Six decades ago, researchers at the Ural Polytechnic Institute climbed the northern Ural Mountains, then died mysteriously. Many people are still confused about the cause of death, to the point that the Russian police reopened the investigation process in early February 2019.

Referring to the AFP report reported by CNN World, Alexander Kurennoi, the official representative of the investigation team, said the cause was a natural phenomenon.

“Evil is out of possible causes. There is no evidence, not even an indirect one, to support the theory of the crime of crime. ”

Kurennoi said the most plausible factor was an avalanche or hurricane, or a combination of both. But the Russian authorities are not the only party who lacks evidence to support the theory of nature. Over the past six decades, other theories have emerged – both scientific and mystical.

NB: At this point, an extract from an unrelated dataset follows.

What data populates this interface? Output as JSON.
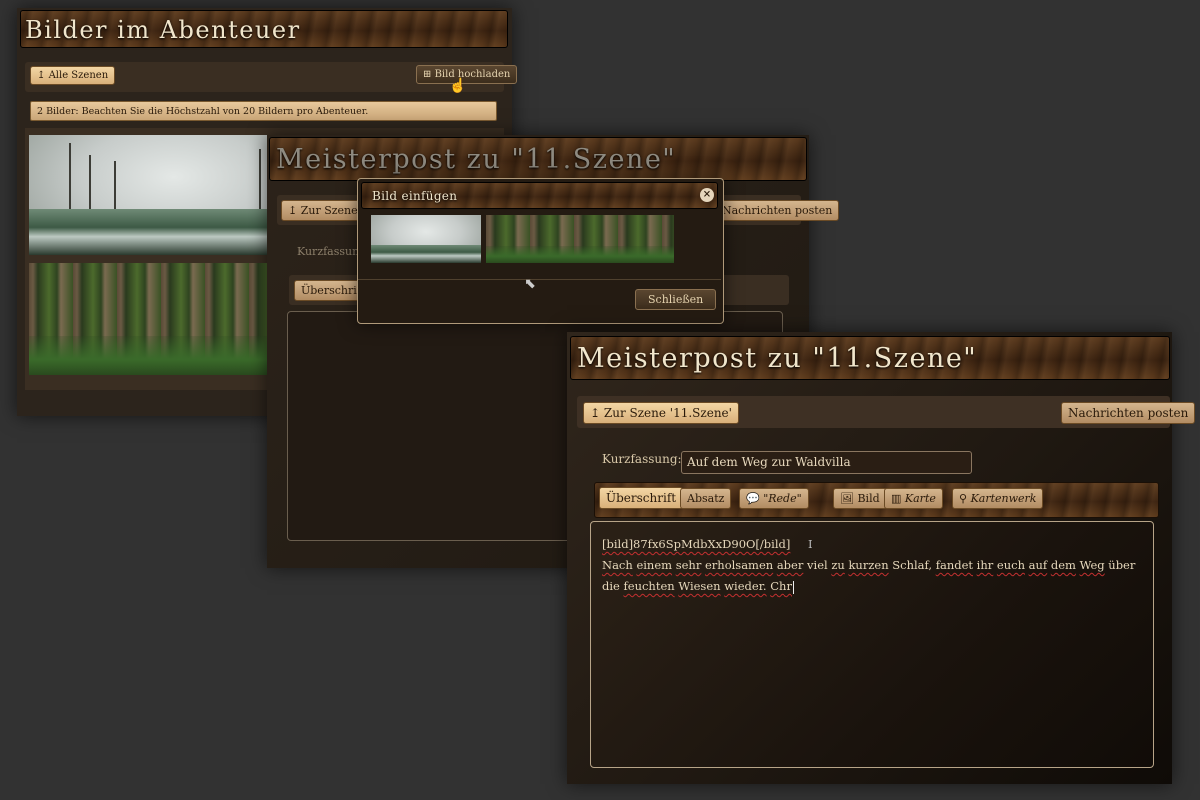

The incident has been told in many books. One of them is Donnie Eichar’s Dead Mountain: The Untold Story of the Dyatlov Pass Incident (2013).

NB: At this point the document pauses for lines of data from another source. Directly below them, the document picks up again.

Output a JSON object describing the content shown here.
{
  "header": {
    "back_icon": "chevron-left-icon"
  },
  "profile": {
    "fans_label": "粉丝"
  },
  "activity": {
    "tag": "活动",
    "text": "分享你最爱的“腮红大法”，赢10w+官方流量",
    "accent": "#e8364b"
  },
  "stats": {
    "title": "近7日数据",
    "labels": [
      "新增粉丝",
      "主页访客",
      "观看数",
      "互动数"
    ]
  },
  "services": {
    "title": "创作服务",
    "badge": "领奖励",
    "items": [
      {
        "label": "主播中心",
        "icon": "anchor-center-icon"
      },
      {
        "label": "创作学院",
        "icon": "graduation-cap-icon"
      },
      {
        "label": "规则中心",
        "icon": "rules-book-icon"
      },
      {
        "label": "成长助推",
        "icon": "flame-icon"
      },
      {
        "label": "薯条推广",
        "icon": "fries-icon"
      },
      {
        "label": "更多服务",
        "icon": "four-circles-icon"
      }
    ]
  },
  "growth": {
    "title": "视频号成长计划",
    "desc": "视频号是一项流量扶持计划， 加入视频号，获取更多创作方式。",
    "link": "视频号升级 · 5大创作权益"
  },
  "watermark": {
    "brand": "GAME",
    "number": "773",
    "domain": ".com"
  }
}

Chronology

Eichar noted the beginning was the formation of an expedition group by Igor Dyatlov, a 23-year-old young man who studied radio engineering at the Ural Polytechnic Institute. The name of the event is taken from its last name, intended as a kind of tribute.

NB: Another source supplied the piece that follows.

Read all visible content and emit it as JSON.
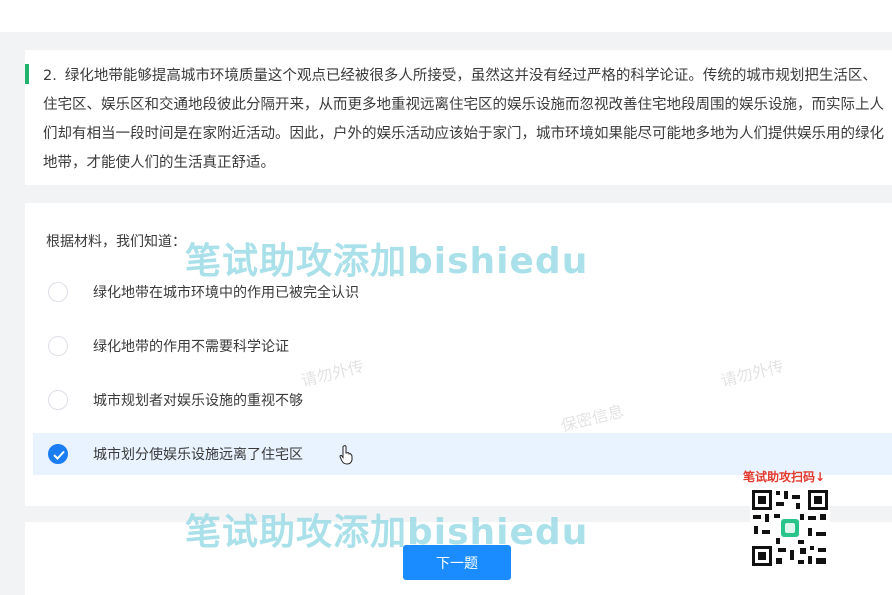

The six climbers were also male, plus two women, each of whom knew each other because of one campus. Besides Dyatlov, there were Yuri Dehoshenko, Lyudmila Dubinina, Yuri Krivonischenko, Alexander Kolevatov, Zinaida Kolmogorov, Rustem Slobodin, Nikolai Thibeaux-Brignolles, and Semyon Zolotaryov.

victims of dyatlov pass

Ascent is not a strange case because they are Level II professional climbers and will rise to Level III when returning from the climb. Their mission is to reach Mount Otorten, which is 10 km from the site of death.

After riding in trains and trucks, on January 27, 1959, Dyatlov and his eight colleagues began exploring the prefix route from Vizhai City. A diary and camera photo archive shows the team arrived at the end of the valley on January 31 and prepared to climb.

Conditions at the site suddenly worsened. A heavy snowstorm fell—blurry vision. The team accidentally walked towards the route to the top of Kholat Syakhl.

When they came to their senses, they stopped and built a tent on a mountainside, instead of in a valley of trees 1.5 kilometers away. It is said that the reason was that Dyatlov did not want the team to lose energy because it had already gone up.

Dyatlov should notify his sports club on campus on February 12. But there was no news until the deadline passed. About a week ago, police and assisted by Soviet troops began a search operation using planes and helicopters.

The Finding

On February 26, the tent was found in a heavily damaged condition. There was a large tear, which the investigation team concluded came from within, at the top to bottom. There are climbers’ belongings in them, including warm clothes and shoes, most of which have been covered in snow.

The first two bodies, Krivonischenko and Dehoshenko, were found about two kilometers from the tent, under a cedar tree, near a small fireplace. Both are not wearing shoes and only wearing underwear – which is strange considering the temperature outside the tent reaches -30 degrees Celsius.

Investigators found three bodies of other climbers in the area between the tent and the cedar trees. They were Dyatlov, Kolmogorov, and Slobodin, who looked as if they were dying on their way to the tent.